Embracing Protestantism

Black Identities in the Atlantic World

Reddit icon
e-mail icon
Twitter icon
Facebook icon
Google icon
LinkedIn icon
John W. Catron
  • Gainesville, FL: 
    University Press of Florida
    , February
     2016.
     320 pages.
     $74.95.
     Hardcover.
    ISBN
    9780813061634.
     For other formats: Link to Publisher's Website.

Description

This book has been reviewed in JAAR by Erica Johnson. Click here to read the review.

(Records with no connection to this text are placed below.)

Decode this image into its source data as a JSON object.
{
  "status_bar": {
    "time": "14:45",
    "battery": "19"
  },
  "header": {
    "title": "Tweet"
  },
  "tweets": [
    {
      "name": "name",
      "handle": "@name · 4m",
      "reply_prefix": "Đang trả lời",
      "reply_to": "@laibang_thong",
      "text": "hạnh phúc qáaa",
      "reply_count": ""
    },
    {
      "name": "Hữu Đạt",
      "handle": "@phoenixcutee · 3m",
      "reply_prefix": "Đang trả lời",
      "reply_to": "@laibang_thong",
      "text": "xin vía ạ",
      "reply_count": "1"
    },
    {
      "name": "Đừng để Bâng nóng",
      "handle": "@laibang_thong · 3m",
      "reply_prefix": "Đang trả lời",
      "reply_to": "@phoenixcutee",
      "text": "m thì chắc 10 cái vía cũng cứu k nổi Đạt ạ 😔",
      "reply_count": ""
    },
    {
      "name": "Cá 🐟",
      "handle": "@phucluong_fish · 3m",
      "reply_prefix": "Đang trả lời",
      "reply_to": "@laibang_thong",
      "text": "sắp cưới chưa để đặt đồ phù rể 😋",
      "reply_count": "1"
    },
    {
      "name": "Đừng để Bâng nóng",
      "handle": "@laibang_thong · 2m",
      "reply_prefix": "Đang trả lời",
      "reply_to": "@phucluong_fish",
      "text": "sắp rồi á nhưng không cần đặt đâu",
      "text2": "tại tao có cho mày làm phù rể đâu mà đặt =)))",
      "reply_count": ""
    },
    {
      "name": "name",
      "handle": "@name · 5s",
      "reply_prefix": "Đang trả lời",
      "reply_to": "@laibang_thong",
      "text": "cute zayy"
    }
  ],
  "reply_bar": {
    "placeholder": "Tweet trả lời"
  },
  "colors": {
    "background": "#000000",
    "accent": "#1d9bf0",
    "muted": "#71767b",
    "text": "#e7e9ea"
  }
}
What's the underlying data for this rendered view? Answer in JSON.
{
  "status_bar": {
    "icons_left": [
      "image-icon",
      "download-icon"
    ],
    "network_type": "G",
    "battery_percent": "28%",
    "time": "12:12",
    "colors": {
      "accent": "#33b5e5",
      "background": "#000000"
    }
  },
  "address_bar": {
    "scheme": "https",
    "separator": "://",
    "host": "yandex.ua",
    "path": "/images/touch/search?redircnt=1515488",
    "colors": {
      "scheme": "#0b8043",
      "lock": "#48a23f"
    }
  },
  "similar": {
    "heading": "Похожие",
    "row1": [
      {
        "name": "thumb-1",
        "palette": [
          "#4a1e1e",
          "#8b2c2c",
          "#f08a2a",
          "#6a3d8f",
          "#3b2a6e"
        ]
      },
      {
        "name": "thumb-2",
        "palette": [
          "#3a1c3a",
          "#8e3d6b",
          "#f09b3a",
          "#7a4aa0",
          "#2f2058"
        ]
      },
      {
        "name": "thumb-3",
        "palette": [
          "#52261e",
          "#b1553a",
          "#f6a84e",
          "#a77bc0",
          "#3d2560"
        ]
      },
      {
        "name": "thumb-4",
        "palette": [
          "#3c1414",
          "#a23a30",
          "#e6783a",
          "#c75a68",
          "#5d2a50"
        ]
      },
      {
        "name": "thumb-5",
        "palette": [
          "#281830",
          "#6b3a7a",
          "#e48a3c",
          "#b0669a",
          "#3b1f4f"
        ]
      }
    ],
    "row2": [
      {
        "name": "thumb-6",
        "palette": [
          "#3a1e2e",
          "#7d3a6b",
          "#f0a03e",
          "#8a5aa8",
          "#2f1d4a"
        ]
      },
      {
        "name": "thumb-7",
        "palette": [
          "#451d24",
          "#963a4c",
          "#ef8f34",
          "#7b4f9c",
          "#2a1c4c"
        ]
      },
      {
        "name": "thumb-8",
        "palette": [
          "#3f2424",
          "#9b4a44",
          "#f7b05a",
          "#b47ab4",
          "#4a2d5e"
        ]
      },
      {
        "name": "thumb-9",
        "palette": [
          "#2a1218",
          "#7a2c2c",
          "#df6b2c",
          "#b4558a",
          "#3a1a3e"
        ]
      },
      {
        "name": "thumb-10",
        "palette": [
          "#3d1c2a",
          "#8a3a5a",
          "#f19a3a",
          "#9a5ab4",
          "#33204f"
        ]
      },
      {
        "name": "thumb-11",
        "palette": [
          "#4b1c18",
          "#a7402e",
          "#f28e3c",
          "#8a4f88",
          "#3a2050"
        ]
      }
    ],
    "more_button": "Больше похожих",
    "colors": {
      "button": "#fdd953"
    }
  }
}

In Embracing Protestantism, John Catron argues that people of African descent in America who adopted Protestant Christianity during the eighteenth century did not become African Americans but instead assumed more fluid Atlantic-African identities. America was then the land of slavery and white supremacy, where citizenship and economic mobility were off-limits to most people of color. In contrast, the Atlantic World offered access to the growing abolitionist movement in Europe.
           
Catron examines how the wider Atlantic World allowed membership in transatlantic evangelical churches that gave people of color unprecedented power in their local congregations and contact with black Christians in West and Central Africa. It also channeled inspiration from the large black churches then developing in the Caribbean and from black missionaries. Unlike deracinated creoles who attempted to merge with white culture, people of color who became Protestants were “Atlantic Africans,” who used multiple religious traditions to restore cultural and ethnic connections. And this religious heterogeneity was a critically important way black Anglophone Christians resisted slavery.   

About the Author(s)/Editor(s)/Translator(s): 

John W. Catron is an independent scholar living in Gainesville, Florida.

Add New Comment

Reading Religion welcomes comments from AAR members, and you may leave a comment below by logging in with your AAR Member ID and password. Please read our policy on commenting.

Log in to post comments